[TASK OBJECTIVE] For the material below, please count the lines containing "this". Reply with the count alone.

──────── EXERCISE MATERIALS

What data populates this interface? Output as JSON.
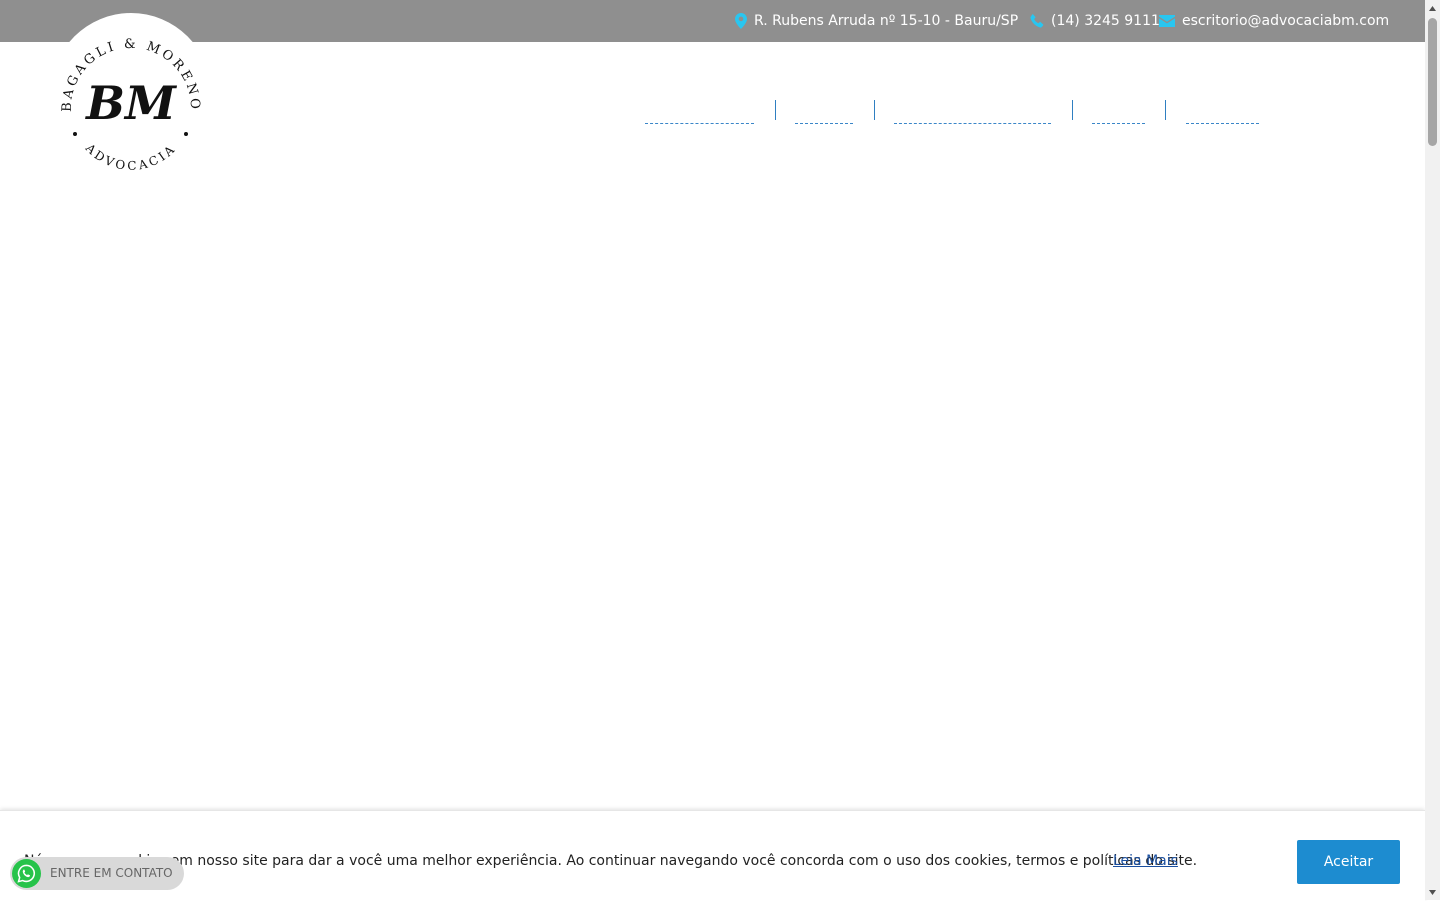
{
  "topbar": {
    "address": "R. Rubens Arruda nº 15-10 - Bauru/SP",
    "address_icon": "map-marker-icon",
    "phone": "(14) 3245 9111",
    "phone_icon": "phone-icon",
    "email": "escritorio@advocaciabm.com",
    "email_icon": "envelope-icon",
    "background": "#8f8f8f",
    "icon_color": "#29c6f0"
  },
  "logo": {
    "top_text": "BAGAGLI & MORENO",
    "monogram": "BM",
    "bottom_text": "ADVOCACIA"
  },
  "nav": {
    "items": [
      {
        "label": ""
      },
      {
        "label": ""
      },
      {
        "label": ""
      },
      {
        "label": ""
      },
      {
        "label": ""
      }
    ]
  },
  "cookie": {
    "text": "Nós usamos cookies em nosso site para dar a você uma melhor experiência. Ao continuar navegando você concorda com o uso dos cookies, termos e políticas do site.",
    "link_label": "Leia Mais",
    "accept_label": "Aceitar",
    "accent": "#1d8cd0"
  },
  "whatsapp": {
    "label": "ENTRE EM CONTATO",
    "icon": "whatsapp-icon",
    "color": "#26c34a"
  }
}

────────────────
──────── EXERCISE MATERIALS

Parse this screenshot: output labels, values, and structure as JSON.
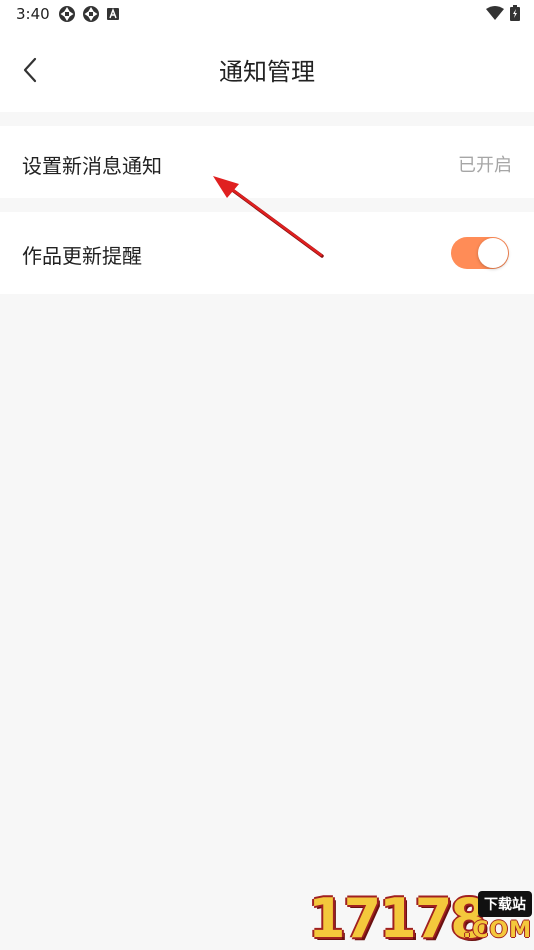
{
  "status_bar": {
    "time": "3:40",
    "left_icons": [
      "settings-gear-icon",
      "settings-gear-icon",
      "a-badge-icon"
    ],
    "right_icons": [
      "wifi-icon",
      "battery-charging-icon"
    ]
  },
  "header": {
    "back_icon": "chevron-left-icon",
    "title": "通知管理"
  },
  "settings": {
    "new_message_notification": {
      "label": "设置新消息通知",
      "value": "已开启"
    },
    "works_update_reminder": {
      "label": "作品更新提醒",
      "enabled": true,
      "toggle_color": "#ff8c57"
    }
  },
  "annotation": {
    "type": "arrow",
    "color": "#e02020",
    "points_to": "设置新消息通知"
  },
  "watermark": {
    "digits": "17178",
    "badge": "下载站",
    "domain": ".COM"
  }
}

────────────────

[EXERCISE RESPONSE] 2